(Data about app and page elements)
• • •

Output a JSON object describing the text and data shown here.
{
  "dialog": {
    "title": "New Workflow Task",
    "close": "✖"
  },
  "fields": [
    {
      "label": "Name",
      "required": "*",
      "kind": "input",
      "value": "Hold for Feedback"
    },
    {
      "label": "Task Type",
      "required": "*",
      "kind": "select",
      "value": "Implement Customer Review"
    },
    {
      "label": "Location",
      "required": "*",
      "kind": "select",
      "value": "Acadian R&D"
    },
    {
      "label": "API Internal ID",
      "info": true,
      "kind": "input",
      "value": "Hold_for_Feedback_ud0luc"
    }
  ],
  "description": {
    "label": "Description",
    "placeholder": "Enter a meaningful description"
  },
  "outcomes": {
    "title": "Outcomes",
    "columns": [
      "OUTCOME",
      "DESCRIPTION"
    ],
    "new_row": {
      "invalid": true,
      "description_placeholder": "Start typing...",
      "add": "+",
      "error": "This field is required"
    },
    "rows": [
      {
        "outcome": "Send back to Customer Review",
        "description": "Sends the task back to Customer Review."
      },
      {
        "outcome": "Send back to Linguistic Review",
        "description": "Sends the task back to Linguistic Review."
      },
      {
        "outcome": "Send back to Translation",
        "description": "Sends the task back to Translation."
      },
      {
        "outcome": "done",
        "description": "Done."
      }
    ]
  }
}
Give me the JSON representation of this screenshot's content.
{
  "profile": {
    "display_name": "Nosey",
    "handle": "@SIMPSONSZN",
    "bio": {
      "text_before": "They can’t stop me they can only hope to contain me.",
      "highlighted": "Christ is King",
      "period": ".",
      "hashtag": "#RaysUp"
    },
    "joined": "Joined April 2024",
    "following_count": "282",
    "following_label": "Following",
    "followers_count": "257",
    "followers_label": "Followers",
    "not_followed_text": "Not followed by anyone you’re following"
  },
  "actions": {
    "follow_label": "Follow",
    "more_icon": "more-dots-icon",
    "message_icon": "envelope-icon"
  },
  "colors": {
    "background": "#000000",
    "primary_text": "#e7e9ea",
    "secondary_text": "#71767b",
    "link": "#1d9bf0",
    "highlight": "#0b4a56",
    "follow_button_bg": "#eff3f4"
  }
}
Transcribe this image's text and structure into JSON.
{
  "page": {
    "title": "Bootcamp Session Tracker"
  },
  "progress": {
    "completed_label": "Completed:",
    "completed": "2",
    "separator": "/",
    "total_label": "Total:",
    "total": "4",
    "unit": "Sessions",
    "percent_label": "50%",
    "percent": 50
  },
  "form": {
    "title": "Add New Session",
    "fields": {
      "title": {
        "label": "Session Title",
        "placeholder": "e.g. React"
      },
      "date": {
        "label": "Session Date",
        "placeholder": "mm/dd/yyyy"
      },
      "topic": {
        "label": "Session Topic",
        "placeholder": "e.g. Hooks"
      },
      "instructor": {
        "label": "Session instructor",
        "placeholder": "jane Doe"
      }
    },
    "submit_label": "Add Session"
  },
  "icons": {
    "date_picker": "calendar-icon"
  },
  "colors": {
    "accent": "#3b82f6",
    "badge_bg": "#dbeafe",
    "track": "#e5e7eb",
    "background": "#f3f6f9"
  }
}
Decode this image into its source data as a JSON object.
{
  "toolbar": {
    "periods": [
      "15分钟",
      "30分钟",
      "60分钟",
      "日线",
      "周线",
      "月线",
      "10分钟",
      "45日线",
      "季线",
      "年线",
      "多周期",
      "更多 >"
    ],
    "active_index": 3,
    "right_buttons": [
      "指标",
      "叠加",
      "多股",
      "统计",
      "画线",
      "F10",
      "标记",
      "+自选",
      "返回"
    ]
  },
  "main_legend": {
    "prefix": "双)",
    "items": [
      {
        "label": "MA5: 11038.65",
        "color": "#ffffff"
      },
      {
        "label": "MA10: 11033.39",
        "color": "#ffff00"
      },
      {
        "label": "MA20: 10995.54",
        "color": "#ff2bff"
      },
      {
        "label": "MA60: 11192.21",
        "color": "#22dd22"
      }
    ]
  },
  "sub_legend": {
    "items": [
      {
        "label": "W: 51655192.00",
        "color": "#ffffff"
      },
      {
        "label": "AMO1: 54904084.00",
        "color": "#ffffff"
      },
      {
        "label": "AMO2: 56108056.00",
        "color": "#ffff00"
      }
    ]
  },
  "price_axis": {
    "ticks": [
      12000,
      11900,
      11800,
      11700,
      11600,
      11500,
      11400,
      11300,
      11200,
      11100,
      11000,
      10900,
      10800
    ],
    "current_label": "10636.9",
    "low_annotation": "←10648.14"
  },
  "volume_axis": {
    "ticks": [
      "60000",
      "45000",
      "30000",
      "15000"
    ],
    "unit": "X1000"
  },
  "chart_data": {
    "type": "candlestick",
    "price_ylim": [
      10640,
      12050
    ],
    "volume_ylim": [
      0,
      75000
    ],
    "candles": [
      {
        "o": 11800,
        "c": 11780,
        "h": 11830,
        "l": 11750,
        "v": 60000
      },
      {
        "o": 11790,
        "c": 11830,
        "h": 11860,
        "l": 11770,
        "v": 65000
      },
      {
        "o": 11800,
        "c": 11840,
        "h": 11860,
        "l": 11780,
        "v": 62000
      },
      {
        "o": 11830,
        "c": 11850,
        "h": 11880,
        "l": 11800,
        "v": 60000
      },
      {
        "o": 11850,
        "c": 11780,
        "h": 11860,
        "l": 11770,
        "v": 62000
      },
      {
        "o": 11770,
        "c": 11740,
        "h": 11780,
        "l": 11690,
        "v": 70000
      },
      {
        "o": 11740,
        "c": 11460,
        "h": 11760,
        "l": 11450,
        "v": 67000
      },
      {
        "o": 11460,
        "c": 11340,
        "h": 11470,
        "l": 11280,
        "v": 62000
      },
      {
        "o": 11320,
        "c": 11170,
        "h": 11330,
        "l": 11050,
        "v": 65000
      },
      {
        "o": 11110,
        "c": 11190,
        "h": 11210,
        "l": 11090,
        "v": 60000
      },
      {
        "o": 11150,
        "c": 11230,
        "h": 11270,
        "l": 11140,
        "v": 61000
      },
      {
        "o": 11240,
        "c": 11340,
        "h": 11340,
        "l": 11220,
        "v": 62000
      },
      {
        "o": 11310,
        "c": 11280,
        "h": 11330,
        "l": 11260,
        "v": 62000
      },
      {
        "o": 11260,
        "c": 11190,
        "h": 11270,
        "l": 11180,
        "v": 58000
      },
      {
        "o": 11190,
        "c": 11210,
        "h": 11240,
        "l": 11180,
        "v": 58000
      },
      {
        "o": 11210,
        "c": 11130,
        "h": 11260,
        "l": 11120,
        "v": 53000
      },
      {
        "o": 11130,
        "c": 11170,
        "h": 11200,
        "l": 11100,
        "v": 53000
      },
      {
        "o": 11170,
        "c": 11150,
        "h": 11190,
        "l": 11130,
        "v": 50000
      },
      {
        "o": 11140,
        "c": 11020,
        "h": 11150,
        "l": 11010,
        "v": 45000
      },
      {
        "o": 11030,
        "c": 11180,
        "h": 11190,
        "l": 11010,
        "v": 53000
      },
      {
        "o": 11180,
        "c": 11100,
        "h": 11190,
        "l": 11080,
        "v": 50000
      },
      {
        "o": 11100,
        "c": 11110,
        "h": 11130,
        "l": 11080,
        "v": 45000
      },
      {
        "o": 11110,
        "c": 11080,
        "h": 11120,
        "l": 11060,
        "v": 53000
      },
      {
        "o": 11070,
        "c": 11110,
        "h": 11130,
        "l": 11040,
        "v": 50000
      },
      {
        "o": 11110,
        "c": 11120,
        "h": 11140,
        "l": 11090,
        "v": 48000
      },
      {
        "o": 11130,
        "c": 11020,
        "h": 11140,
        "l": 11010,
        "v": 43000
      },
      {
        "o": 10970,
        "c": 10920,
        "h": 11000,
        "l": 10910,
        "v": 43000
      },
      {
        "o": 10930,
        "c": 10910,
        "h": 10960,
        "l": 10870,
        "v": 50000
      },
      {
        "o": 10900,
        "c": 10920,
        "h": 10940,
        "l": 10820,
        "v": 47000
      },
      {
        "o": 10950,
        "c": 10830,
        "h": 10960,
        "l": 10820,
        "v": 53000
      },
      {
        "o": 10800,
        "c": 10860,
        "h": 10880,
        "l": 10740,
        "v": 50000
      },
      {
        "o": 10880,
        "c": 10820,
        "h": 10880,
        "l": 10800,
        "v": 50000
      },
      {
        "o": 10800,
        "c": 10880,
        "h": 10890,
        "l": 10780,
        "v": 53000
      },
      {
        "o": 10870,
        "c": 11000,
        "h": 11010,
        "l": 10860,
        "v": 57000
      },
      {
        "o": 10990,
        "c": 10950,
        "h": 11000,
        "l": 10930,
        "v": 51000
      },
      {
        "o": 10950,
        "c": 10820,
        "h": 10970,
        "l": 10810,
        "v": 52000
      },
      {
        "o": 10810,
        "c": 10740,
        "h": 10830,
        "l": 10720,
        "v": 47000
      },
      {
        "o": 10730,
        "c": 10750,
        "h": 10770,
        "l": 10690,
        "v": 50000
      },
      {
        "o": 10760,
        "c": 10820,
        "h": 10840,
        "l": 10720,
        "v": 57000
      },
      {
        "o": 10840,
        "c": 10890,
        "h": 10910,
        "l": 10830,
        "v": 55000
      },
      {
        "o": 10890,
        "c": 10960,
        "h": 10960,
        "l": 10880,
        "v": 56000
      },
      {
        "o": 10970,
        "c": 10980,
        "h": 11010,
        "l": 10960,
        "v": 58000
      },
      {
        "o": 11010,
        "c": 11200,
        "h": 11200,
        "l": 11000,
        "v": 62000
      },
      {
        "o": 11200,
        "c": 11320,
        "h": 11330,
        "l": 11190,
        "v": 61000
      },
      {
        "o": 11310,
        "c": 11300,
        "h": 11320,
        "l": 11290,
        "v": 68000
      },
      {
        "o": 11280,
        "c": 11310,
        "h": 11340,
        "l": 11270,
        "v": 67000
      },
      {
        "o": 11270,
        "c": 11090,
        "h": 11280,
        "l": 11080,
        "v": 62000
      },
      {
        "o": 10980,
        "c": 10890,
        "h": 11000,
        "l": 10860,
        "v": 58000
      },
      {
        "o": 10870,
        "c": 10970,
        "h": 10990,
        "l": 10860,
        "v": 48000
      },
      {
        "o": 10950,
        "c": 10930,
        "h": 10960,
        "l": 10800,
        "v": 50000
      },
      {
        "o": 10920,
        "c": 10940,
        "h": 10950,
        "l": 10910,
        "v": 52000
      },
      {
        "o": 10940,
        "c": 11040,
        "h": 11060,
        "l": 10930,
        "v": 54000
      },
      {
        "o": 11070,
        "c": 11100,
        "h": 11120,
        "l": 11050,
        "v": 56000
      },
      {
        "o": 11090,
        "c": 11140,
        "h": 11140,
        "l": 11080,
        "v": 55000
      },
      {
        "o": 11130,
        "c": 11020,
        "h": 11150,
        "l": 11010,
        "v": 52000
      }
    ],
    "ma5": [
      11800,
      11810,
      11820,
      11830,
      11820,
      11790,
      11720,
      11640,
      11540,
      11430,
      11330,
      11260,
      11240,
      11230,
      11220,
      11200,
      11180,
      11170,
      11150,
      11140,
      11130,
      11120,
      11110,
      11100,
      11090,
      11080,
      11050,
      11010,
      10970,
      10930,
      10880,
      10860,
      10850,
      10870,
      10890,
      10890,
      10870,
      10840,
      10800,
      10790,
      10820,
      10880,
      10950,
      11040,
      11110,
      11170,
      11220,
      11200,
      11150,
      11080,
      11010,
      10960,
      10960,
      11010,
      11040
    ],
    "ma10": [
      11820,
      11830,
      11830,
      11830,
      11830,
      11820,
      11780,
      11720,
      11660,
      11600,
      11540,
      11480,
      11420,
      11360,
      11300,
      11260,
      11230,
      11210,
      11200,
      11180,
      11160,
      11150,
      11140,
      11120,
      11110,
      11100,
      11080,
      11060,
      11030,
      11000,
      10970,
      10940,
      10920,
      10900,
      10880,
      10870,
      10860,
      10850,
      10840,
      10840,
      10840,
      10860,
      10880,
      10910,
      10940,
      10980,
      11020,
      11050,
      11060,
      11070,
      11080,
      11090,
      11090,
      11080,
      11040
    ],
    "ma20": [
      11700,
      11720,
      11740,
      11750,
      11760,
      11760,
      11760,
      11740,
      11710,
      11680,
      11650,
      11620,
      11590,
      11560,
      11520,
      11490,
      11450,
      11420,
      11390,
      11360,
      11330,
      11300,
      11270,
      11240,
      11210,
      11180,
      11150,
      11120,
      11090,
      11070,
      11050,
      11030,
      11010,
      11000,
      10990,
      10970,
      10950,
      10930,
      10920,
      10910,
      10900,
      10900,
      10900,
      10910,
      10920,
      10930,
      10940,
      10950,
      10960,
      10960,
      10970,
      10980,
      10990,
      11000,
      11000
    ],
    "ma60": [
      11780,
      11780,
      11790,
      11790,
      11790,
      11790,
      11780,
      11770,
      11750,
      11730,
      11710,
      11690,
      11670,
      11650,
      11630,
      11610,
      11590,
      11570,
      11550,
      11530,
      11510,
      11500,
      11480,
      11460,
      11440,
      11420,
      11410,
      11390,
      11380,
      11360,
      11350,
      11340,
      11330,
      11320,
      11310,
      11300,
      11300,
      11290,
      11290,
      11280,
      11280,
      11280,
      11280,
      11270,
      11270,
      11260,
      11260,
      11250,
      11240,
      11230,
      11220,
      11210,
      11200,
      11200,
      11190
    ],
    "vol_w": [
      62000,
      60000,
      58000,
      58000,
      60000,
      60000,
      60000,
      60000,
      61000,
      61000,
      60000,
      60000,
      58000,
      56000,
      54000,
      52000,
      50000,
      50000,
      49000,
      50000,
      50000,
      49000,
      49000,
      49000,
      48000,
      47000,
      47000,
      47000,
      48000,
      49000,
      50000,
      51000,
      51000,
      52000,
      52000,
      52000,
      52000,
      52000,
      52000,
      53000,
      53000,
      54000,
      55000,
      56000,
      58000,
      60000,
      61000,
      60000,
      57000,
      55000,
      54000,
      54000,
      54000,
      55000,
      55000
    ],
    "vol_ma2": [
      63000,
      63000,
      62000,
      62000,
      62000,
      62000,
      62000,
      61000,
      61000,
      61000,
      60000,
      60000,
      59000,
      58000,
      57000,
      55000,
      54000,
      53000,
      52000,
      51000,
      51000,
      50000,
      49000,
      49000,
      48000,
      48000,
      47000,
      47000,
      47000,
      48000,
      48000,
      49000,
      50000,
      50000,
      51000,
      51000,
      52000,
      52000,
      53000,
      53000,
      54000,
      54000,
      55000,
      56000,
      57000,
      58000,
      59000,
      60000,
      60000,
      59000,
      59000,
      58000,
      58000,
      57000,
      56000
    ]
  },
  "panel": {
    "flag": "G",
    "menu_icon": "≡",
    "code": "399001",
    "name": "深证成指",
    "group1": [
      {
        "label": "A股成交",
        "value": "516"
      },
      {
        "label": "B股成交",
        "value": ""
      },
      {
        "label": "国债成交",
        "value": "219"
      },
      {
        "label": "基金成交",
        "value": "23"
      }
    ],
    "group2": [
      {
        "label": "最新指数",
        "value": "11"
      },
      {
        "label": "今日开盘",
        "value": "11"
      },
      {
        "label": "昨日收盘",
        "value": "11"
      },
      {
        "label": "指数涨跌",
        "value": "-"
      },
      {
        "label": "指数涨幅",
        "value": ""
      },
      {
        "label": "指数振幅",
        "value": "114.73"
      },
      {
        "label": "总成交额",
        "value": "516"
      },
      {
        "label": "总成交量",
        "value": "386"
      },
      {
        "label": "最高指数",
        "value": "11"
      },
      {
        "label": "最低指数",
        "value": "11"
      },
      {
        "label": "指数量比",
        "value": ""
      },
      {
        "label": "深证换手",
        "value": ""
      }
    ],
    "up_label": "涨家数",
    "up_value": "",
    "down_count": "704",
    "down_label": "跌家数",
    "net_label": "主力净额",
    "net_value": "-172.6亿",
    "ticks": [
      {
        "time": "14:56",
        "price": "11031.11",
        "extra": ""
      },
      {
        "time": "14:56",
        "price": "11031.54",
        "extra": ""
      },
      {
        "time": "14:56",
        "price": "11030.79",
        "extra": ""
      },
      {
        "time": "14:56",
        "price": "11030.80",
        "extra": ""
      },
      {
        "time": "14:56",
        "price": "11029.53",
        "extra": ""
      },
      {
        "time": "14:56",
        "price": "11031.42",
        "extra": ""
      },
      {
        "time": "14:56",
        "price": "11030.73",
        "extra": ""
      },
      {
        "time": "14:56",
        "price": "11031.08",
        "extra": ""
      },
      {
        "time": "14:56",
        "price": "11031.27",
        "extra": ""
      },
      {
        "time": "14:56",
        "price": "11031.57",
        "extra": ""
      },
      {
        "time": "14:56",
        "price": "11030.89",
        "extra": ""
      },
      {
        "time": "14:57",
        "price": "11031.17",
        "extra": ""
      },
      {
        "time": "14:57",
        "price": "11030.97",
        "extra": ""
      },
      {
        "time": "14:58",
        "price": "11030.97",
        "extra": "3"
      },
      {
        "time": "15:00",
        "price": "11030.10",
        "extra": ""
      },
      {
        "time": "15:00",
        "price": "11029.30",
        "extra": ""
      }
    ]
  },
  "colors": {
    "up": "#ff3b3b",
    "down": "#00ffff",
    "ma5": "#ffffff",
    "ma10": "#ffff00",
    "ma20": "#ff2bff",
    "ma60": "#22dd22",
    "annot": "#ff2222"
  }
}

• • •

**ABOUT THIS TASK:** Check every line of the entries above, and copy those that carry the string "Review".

**TASK OUTPUT:**
      "value": "Implement Customer Review"
        "outcome": "Send back to Customer Review",
        "description": "Sends the task back to Customer Review."
        "outcome": "Send back to Linguistic Review",
        "description": "Sends the task back to Linguistic Review."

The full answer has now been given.